EXERCISE -
Your output should consist of every record, copied exactly.

Stored entries:
╔══
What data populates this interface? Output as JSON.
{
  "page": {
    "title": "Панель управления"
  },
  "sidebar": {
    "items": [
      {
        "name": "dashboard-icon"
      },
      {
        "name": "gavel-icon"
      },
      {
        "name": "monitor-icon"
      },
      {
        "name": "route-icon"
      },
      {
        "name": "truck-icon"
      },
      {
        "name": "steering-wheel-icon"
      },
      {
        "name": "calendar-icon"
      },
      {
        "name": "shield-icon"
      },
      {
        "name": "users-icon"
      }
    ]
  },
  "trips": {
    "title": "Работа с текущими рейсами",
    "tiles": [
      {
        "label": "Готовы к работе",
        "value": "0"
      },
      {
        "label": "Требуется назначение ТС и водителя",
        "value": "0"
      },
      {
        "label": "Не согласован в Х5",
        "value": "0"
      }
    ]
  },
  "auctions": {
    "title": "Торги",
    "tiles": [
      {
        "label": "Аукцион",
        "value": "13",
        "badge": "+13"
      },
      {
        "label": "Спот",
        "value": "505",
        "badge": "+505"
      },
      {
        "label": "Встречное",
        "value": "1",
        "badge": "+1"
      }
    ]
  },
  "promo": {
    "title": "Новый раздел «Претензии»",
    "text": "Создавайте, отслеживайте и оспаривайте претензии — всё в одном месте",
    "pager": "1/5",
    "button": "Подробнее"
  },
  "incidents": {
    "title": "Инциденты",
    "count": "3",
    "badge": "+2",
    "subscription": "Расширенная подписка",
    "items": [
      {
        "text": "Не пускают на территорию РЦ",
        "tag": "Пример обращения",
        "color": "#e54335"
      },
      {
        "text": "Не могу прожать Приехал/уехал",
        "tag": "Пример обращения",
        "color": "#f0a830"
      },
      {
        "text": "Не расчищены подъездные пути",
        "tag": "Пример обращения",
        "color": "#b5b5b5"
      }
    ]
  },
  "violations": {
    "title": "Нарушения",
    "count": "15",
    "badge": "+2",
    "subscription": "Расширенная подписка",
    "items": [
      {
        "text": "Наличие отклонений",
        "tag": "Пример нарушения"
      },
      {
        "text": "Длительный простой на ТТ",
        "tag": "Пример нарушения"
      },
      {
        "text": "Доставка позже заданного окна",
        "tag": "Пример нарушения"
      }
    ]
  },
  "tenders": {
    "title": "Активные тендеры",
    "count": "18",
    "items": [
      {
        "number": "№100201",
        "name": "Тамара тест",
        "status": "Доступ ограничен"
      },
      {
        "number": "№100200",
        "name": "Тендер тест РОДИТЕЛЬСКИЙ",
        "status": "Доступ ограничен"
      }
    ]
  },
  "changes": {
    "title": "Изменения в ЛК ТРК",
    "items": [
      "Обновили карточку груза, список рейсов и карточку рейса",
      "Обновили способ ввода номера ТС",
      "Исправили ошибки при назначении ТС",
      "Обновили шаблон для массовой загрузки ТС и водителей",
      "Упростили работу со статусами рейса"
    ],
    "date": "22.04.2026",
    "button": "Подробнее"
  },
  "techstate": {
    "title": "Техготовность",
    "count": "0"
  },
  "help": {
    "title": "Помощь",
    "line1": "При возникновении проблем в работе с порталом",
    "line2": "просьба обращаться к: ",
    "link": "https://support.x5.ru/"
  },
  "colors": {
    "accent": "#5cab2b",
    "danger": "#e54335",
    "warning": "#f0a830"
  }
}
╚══
RESPONSE TO THIS TASK -
What data populates this interface? Output as JSON.
{
  "page": {
    "title": "Панель управления"
  },
  "sidebar": {
    "items": [
      {
        "name": "dashboard-icon"
      },
      {
        "name": "gavel-icon"
      },
      {
        "name": "monitor-icon"
      },
      {
        "name": "route-icon"
      },
      {
        "name": "truck-icon"
      },
      {
        "name": "steering-wheel-icon"
      },
      {
        "name": "calendar-icon"
      },
      {
        "name": "shield-icon"
      },
      {
        "name": "users-icon"
      }
    ]
  },
  "trips": {
    "title": "Работа с текущими рейсами",
    "tiles": [
      {
        "label": "Готовы к работе",
        "value": "0"
      },
      {
        "label": "Требуется назначение ТС и водителя",
        "value": "0"
      },
      {
        "label": "Не согласован в Х5",
        "value": "0"
      }
    ]
  },
  "auctions": {
    "title": "Торги",
    "tiles": [
      {
        "label": "Аукцион",
        "value": "13",
        "badge": "+13"
      },
      {
        "label": "Спот",
        "value": "505",
        "badge": "+505"
      },
      {
        "label": "Встречное",
        "value": "1",
        "badge": "+1"
      }
    ]
  },
  "promo": {
    "title": "Новый раздел «Претензии»",
    "text": "Создавайте, отслеживайте и оспаривайте претензии — всё в одном месте",
    "pager": "1/5",
    "button": "Подробнее"
  },
  "incidents": {
    "title": "Инциденты",
    "count": "3",
    "badge": "+2",
    "subscription": "Расширенная подписка",
    "items": [
      {
        "text": "Не пускают на территорию РЦ",
        "tag": "Пример обращения",
        "color": "#e54335"
      },
      {
        "text": "Не могу прожать Приехал/уехал",
        "tag": "Пример обращения",
        "color": "#f0a830"
      },
      {
        "text": "Не расчищены подъездные пути",
        "tag": "Пример обращения",
        "color": "#b5b5b5"
      }
    ]
  },
  "violations": {
    "title": "Нарушения",
    "count": "15",
    "badge": "+2",
    "subscription": "Расширенная подписка",
    "items": [
      {
        "text": "Наличие отклонений",
        "tag": "Пример нарушения"
      },
      {
        "text": "Длительный простой на ТТ",
        "tag": "Пример нарушения"
      },
      {
        "text": "Доставка позже заданного окна",
        "tag": "Пример нарушения"
      }
    ]
  },
  "tenders": {
    "title": "Активные тендеры",
    "count": "18",
    "items": [
      {
        "number": "№100201",
        "name": "Тамара тест",
        "status": "Доступ ограничен"
      },
      {
        "number": "№100200",
        "name": "Тендер тест РОДИТЕЛЬСКИЙ",
        "status": "Доступ ограничен"
      }
    ]
  },
  "changes": {
    "title": "Изменения в ЛК ТРК",
    "items": [
      "Обновили карточку груза, список рейсов и карточку рейса",
      "Обновили способ ввода номера ТС",
      "Исправили ошибки при назначении ТС",
      "Обновили шаблон для массовой загрузки ТС и водителей",
      "Упростили работу со статусами рейса"
    ],
    "date": "22.04.2026",
    "button": "Подробнее"
  },
  "techstate": {
    "title": "Техготовность",
    "count": "0"
  },
  "help": {
    "title": "Помощь",
    "line1": "При возникновении проблем в работе с порталом",
    "line2": "просьба обращаться к: ",
    "link": "https://support.x5.ru/"
  },
  "colors": {
    "accent": "#5cab2b",
    "danger": "#e54335",
    "warning": "#f0a830"
  }
}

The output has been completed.